**Prompt**
Look at each line below and tally those holding "description"; answer with that figure and nothing else.
[Data for this task — start]
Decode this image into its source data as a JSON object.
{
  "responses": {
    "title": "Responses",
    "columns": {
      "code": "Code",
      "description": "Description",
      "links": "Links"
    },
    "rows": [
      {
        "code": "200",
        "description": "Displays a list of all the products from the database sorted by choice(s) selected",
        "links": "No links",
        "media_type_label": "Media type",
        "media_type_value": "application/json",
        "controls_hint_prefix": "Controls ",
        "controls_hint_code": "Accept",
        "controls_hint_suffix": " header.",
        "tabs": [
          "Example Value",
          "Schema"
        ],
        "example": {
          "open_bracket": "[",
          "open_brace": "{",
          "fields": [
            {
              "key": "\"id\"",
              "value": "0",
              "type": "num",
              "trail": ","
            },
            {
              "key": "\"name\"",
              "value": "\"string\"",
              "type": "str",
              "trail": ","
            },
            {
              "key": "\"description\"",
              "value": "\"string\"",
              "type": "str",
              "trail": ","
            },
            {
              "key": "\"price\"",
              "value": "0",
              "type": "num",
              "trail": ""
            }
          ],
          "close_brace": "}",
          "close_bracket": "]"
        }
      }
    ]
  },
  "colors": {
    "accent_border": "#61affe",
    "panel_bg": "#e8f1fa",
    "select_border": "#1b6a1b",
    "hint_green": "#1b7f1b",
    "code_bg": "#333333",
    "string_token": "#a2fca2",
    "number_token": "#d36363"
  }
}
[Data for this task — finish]
**Result of this exercise**
3